Mirella  looks up from Vargas Lhosa’s The Way to Paradise and says, “All the guys selling stuff from trucks sound the same through their loudspeakers.  Is this an amplification phenomenon?”  Not at all, says I, they have to audition and if they can’t hit a certain pleading stridency, they don’t qualify and aren’t issued a shout-a-phone.  Imagine, you are handed a script and asked to bellow into a microphone: ka-rek-lahs, tra-pez-ia (chairs, tables), mah-ree-thes, bah-kah-ya-ros (smelt, cod), and whatever else you can sell off the back of a truck.  And you gotta streeeeeetch those words way out.  We can rest assured they aren’t asked for any Cavafy or Sophocles.  But they can’t be too strident, after all, you’re trying to get the women of the village out of their houses and into the street.  There’s a certain element of seduction involved.  And that’s tough when you’re screaming about how fresh your fish is or how cheap your plastic chairs are.

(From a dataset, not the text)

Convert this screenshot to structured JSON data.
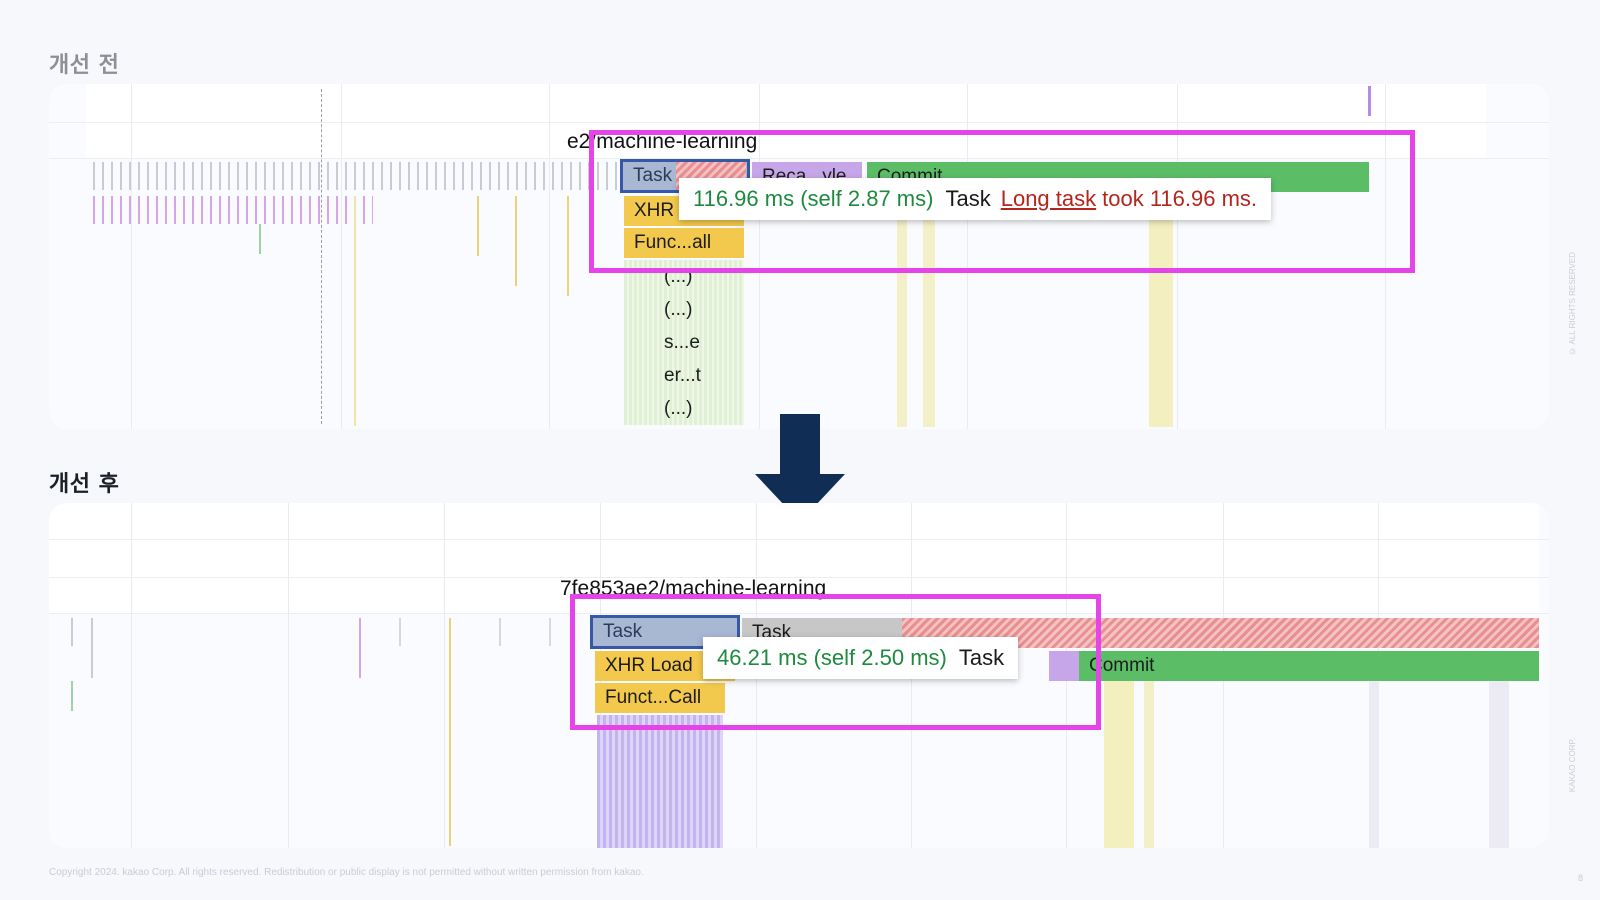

A beautiful morning waking above the sea, wind rustling the oaks; we take our tea in the sun and discuss various spider webs stretched between the trees.  Some of the distances appear impossible.  Great feats of engineering occur all around us, overnight.  All manner of bug is caught and eaten.  Mirella gives me the once over and says, “You look so American.”  I’m wearing a dumb straw hat that can’t decide if it’s cowboy or sombrero, Roy Orbison shades, though the optometrist swore they were Jack Nicholson, and sandals, no confusion there, and nada mas.  In my hands a roll of toilet paper and Zadie Smith’s new novel, NW.  I’m headed to the open air loo beneath some oak trees that affords a panorama of sea.  Shitting with a view, it has no nationality, on the contrary, it’s a simple luxury.  Practically pagan.


What have you to do with what’s happened to you?

How easy to take good luck as your due.


13 May 2013

< Prev   Next >